BEGIN SOURCE RECORDS

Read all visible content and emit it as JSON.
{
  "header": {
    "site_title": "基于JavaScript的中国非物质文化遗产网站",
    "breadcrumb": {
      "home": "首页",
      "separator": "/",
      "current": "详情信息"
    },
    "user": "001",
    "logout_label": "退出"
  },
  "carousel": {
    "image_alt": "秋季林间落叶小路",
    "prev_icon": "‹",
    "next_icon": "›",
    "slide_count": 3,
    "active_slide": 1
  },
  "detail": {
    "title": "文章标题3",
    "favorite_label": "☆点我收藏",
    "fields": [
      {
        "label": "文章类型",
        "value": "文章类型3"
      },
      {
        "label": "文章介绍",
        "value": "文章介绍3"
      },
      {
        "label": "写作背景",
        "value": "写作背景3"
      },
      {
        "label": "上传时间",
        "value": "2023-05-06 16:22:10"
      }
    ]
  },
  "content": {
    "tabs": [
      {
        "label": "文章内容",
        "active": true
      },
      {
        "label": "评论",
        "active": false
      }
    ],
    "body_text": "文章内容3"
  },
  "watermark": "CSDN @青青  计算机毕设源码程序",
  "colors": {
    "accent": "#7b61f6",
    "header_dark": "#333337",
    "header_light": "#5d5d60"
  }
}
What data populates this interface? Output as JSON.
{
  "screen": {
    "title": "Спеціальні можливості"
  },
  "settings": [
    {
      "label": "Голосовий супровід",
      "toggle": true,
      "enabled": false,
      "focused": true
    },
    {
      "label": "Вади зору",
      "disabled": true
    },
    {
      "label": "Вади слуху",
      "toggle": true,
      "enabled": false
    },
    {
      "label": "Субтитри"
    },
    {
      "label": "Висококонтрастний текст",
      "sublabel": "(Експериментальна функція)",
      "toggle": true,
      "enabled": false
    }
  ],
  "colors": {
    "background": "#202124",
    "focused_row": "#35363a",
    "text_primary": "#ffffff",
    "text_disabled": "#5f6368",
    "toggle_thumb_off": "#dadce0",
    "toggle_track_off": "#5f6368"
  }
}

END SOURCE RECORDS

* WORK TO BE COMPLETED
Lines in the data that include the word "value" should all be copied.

* TASK OUTPUT
        "value": "文章类型3"
        "value": "文章介绍3"
        "value": "写作背景3"
        "value": "2023-05-06 16:22:10"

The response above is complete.